▶ Your objective:
Please return each record below exactly, with nothing left out.

[Entries from a dataset of interfaces]

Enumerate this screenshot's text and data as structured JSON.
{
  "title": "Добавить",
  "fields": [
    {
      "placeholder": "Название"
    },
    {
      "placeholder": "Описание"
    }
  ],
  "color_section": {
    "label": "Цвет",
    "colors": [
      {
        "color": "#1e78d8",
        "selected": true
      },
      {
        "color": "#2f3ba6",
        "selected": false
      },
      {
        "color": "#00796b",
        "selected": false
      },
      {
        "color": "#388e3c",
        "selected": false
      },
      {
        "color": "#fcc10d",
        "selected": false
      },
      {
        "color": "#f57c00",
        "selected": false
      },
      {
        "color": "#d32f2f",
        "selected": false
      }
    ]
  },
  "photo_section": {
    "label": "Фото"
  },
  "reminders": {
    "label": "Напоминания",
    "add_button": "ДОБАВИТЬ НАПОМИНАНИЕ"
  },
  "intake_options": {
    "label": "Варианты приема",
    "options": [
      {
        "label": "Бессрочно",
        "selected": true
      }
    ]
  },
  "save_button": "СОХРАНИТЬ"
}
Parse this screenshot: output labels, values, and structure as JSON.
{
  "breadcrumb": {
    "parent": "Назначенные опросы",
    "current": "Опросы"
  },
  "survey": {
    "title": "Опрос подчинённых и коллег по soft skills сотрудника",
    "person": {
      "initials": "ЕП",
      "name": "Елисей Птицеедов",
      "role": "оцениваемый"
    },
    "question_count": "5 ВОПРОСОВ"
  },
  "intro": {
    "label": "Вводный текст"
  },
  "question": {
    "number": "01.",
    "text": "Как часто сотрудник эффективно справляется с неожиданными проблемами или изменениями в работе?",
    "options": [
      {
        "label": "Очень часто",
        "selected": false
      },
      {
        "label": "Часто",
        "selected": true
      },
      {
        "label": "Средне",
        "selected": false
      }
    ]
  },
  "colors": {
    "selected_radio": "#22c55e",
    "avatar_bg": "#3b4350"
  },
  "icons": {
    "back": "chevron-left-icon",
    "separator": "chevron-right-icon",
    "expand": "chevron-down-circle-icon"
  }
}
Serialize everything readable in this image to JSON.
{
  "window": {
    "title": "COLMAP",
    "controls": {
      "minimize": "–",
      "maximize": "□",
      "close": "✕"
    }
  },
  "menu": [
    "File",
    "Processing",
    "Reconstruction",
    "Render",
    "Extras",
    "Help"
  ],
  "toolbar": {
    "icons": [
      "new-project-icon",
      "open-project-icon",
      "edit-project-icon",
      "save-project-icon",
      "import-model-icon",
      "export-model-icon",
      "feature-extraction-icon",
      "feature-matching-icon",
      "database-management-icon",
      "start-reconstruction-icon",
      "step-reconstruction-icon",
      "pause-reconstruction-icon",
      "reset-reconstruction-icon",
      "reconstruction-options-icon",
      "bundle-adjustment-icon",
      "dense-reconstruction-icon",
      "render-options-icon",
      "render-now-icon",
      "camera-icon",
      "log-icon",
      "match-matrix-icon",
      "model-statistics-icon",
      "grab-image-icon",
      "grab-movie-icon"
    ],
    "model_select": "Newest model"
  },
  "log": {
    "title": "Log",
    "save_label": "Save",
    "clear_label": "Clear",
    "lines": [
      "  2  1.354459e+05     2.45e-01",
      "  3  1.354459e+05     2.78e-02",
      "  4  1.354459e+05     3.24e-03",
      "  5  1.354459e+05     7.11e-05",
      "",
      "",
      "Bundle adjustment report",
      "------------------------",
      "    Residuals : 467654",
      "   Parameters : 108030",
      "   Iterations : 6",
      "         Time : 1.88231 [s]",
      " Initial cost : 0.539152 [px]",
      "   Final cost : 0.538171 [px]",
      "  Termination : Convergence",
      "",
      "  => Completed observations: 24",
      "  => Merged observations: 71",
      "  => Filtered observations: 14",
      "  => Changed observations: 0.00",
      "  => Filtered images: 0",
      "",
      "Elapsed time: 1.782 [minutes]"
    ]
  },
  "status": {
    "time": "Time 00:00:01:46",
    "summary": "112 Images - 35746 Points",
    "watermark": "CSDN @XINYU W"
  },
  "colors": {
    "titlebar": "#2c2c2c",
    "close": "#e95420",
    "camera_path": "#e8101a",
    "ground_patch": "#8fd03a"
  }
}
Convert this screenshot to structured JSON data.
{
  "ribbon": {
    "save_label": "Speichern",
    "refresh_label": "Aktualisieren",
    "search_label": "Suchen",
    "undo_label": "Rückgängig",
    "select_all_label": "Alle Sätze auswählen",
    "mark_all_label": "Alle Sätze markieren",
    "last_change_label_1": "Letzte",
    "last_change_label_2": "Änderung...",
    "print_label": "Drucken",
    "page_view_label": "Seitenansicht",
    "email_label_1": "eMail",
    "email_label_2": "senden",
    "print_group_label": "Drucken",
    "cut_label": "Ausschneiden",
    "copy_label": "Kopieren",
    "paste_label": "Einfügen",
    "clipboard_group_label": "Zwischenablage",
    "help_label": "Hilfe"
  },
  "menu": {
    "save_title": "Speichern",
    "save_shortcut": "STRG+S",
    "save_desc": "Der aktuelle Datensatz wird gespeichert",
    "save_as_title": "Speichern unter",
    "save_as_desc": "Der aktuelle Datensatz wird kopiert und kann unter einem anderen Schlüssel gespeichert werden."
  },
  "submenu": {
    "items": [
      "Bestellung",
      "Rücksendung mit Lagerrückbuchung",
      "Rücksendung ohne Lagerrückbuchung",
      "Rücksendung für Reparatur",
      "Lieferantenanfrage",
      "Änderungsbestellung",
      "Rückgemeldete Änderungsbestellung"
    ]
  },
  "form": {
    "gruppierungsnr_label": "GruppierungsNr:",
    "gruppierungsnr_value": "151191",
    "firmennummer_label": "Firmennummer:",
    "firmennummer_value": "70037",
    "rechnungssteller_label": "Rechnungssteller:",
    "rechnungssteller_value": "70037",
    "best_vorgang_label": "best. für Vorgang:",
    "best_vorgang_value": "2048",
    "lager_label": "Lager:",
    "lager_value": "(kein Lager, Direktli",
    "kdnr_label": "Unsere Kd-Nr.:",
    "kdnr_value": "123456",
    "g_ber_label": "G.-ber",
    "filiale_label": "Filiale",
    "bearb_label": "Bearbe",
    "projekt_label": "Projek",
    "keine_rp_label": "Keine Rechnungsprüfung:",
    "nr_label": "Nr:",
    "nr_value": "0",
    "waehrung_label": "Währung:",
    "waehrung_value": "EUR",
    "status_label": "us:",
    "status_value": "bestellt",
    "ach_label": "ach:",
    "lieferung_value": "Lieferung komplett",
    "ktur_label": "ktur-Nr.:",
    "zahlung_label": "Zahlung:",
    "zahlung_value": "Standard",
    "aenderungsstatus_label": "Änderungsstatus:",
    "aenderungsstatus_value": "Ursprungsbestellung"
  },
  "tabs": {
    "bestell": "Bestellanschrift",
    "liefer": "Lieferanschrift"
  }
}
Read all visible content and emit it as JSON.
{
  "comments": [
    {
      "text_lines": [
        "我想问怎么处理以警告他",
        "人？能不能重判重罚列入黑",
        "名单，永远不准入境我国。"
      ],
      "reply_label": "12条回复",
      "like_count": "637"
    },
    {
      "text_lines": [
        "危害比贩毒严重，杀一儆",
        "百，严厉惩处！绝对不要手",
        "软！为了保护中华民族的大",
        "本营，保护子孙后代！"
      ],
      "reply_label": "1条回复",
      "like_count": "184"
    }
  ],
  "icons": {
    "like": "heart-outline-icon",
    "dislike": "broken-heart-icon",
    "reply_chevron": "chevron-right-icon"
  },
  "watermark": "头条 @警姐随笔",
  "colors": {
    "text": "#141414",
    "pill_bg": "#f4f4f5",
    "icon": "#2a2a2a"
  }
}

▶ Problem solution:
Enumerate this screenshot's text and data as structured JSON.
{
  "title": "Добавить",
  "fields": [
    {
      "placeholder": "Название"
    },
    {
      "placeholder": "Описание"
    }
  ],
  "color_section": {
    "label": "Цвет",
    "colors": [
      {
        "color": "#1e78d8",
        "selected": true
      },
      {
        "color": "#2f3ba6",
        "selected": false
      },
      {
        "color": "#00796b",
        "selected": false
      },
      {
        "color": "#388e3c",
        "selected": false
      },
      {
        "color": "#fcc10d",
        "selected": false
      },
      {
        "color": "#f57c00",
        "selected": false
      },
      {
        "color": "#d32f2f",
        "selected": false
      }
    ]
  },
  "photo_section": {
    "label": "Фото"
  },
  "reminders": {
    "label": "Напоминания",
    "add_button": "ДОБАВИТЬ НАПОМИНАНИЕ"
  },
  "intake_options": {
    "label": "Варианты приема",
    "options": [
      {
        "label": "Бессрочно",
        "selected": true
      }
    ]
  },
  "save_button": "СОХРАНИТЬ"
}
Parse this screenshot: output labels, values, and structure as JSON.
{
  "breadcrumb": {
    "parent": "Назначенные опросы",
    "current": "Опросы"
  },
  "survey": {
    "title": "Опрос подчинённых и коллег по soft skills сотрудника",
    "person": {
      "initials": "ЕП",
      "name": "Елисей Птицеедов",
      "role": "оцениваемый"
    },
    "question_count": "5 ВОПРОСОВ"
  },
  "intro": {
    "label": "Вводный текст"
  },
  "question": {
    "number": "01.",
    "text": "Как часто сотрудник эффективно справляется с неожиданными проблемами или изменениями в работе?",
    "options": [
      {
        "label": "Очень часто",
        "selected": false
      },
      {
        "label": "Часто",
        "selected": true
      },
      {
        "label": "Средне",
        "selected": false
      }
    ]
  },
  "colors": {
    "selected_radio": "#22c55e",
    "avatar_bg": "#3b4350"
  },
  "icons": {
    "back": "chevron-left-icon",
    "separator": "chevron-right-icon",
    "expand": "chevron-down-circle-icon"
  }
}
Serialize everything readable in this image to JSON.
{
  "window": {
    "title": "COLMAP",
    "controls": {
      "minimize": "–",
      "maximize": "□",
      "close": "✕"
    }
  },
  "menu": [
    "File",
    "Processing",
    "Reconstruction",
    "Render",
    "Extras",
    "Help"
  ],
  "toolbar": {
    "icons": [
      "new-project-icon",
      "open-project-icon",
      "edit-project-icon",
      "save-project-icon",
      "import-model-icon",
      "export-model-icon",
      "feature-extraction-icon",
      "feature-matching-icon",
      "database-management-icon",
      "start-reconstruction-icon",
      "step-reconstruction-icon",
      "pause-reconstruction-icon",
      "reset-reconstruction-icon",
      "reconstruction-options-icon",
      "bundle-adjustment-icon",
      "dense-reconstruction-icon",
      "render-options-icon",
      "render-now-icon",
      "camera-icon",
      "log-icon",
      "match-matrix-icon",
      "model-statistics-icon",
      "grab-image-icon",
      "grab-movie-icon"
    ],
    "model_select": "Newest model"
  },
  "log": {
    "title": "Log",
    "save_label": "Save",
    "clear_label": "Clear",
    "lines": [
      "  2  1.354459e+05     2.45e-01",
      "  3  1.354459e+05     2.78e-02",
      "  4  1.354459e+05     3.24e-03",
      "  5  1.354459e+05     7.11e-05",
      "",
      "",
      "Bundle adjustment report",
      "------------------------",
      "    Residuals : 467654",
      "   Parameters : 108030",
      "   Iterations : 6",
      "         Time : 1.88231 [s]",
      " Initial cost : 0.539152 [px]",
      "   Final cost : 0.538171 [px]",
      "  Termination : Convergence",
      "",
      "  => Completed observations: 24",
      "  => Merged observations: 71",
      "  => Filtered observations: 14",
      "  => Changed observations: 0.00",
      "  => Filtered images: 0",
      "",
      "Elapsed time: 1.782 [minutes]"
    ]
  },
  "status": {
    "time": "Time 00:00:01:46",
    "summary": "112 Images - 35746 Points",
    "watermark": "CSDN @XINYU W"
  },
  "colors": {
    "titlebar": "#2c2c2c",
    "close": "#e95420",
    "camera_path": "#e8101a",
    "ground_patch": "#8fd03a"
  }
}
Convert this screenshot to structured JSON data.
{
  "ribbon": {
    "save_label": "Speichern",
    "refresh_label": "Aktualisieren",
    "search_label": "Suchen",
    "undo_label": "Rückgängig",
    "select_all_label": "Alle Sätze auswählen",
    "mark_all_label": "Alle Sätze markieren",
    "last_change_label_1": "Letzte",
    "last_change_label_2": "Änderung...",
    "print_label": "Drucken",
    "page_view_label": "Seitenansicht",
    "email_label_1": "eMail",
    "email_label_2": "senden",
    "print_group_label": "Drucken",
    "cut_label": "Ausschneiden",
    "copy_label": "Kopieren",
    "paste_label": "Einfügen",
    "clipboard_group_label": "Zwischenablage",
    "help_label": "Hilfe"
  },
  "menu": {
    "save_title": "Speichern",
    "save_shortcut": "STRG+S",
    "save_desc": "Der aktuelle Datensatz wird gespeichert",
    "save_as_title": "Speichern unter",
    "save_as_desc": "Der aktuelle Datensatz wird kopiert und kann unter einem anderen Schlüssel gespeichert werden."
  },
  "submenu": {
    "items": [
      "Bestellung",
      "Rücksendung mit Lagerrückbuchung",
      "Rücksendung ohne Lagerrückbuchung",
      "Rücksendung für Reparatur",
      "Lieferantenanfrage",
      "Änderungsbestellung",
      "Rückgemeldete Änderungsbestellung"
    ]
  },
  "form": {
    "gruppierungsnr_label": "GruppierungsNr:",
    "gruppierungsnr_value": "151191",
    "firmennummer_label": "Firmennummer:",
    "firmennummer_value": "70037",
    "rechnungssteller_label": "Rechnungssteller:",
    "rechnungssteller_value": "70037",
    "best_vorgang_label": "best. für Vorgang:",
    "best_vorgang_value": "2048",
    "lager_label": "Lager:",
    "lager_value": "(kein Lager, Direktli",
    "kdnr_label": "Unsere Kd-Nr.:",
    "kdnr_value": "123456",
    "g_ber_label": "G.-ber",
    "filiale_label": "Filiale",
    "bearb_label": "Bearbe",
    "projekt_label": "Projek",
    "keine_rp_label": "Keine Rechnungsprüfung:",
    "nr_label": "Nr:",
    "nr_value": "0",
    "waehrung_label": "Währung:",
    "waehrung_value": "EUR",
    "status_label": "us:",
    "status_value": "bestellt",
    "ach_label": "ach:",
    "lieferung_value": "Lieferung komplett",
    "ktur_label": "ktur-Nr.:",
    "zahlung_label": "Zahlung:",
    "zahlung_value": "Standard",
    "aenderungsstatus_label": "Änderungsstatus:",
    "aenderungsstatus_value": "Ursprungsbestellung"
  },
  "tabs": {
    "bestell": "Bestellanschrift",
    "liefer": "Lieferanschrift"
  }
}
Read all visible content and emit it as JSON.
{
  "comments": [
    {
      "text_lines": [
        "我想问怎么处理以警告他",
        "人？能不能重判重罚列入黑",
        "名单，永远不准入境我国。"
      ],
      "reply_label": "12条回复",
      "like_count": "637"
    },
    {
      "text_lines": [
        "危害比贩毒严重，杀一儆",
        "百，严厉惩处！绝对不要手",
        "软！为了保护中华民族的大",
        "本营，保护子孙后代！"
      ],
      "reply_label": "1条回复",
      "like_count": "184"
    }
  ],
  "icons": {
    "like": "heart-outline-icon",
    "dislike": "broken-heart-icon",
    "reply_chevron": "chevron-right-icon"
  },
  "watermark": "头条 @警姐随笔",
  "colors": {
    "text": "#141414",
    "pill_bg": "#f4f4f5",
    "icon": "#2a2a2a"
  }
}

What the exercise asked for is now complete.